WORK TO COMPLETE. The answer is to be all of the data below, reproduced exactly.

[Collection entries]
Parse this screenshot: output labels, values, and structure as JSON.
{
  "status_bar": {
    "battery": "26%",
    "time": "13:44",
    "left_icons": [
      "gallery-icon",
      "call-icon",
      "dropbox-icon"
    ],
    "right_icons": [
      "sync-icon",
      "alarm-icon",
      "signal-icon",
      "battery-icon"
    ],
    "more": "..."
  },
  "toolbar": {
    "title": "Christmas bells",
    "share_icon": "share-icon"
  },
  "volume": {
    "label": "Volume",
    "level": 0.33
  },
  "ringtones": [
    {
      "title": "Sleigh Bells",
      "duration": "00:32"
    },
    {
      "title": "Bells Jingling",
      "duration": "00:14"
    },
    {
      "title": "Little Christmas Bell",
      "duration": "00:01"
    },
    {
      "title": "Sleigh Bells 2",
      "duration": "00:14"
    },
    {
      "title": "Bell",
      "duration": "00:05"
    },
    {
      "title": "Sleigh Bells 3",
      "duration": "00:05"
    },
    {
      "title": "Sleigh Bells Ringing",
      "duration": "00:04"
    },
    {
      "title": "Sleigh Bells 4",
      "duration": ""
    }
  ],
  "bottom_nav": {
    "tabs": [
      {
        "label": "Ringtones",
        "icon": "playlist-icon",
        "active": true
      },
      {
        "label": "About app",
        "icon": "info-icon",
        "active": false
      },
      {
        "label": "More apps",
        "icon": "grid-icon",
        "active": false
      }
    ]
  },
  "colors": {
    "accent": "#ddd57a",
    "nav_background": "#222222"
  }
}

ANSWER SECTION.
Parse this screenshot: output labels, values, and structure as JSON.
{
  "status_bar": {
    "battery": "26%",
    "time": "13:44",
    "left_icons": [
      "gallery-icon",
      "call-icon",
      "dropbox-icon"
    ],
    "right_icons": [
      "sync-icon",
      "alarm-icon",
      "signal-icon",
      "battery-icon"
    ],
    "more": "..."
  },
  "toolbar": {
    "title": "Christmas bells",
    "share_icon": "share-icon"
  },
  "volume": {
    "label": "Volume",
    "level": 0.33
  },
  "ringtones": [
    {
      "title": "Sleigh Bells",
      "duration": "00:32"
    },
    {
      "title": "Bells Jingling",
      "duration": "00:14"
    },
    {
      "title": "Little Christmas Bell",
      "duration": "00:01"
    },
    {
      "title": "Sleigh Bells 2",
      "duration": "00:14"
    },
    {
      "title": "Bell",
      "duration": "00:05"
    },
    {
      "title": "Sleigh Bells 3",
      "duration": "00:05"
    },
    {
      "title": "Sleigh Bells Ringing",
      "duration": "00:04"
    },
    {
      "title": "Sleigh Bells 4",
      "duration": ""
    }
  ],
  "bottom_nav": {
    "tabs": [
      {
        "label": "Ringtones",
        "icon": "playlist-icon",
        "active": true
      },
      {
        "label": "About app",
        "icon": "info-icon",
        "active": false
      },
      {
        "label": "More apps",
        "icon": "grid-icon",
        "active": false
      }
    ]
  },
  "colors": {
    "accent": "#ddd57a",
    "nav_background": "#222222"
  }
}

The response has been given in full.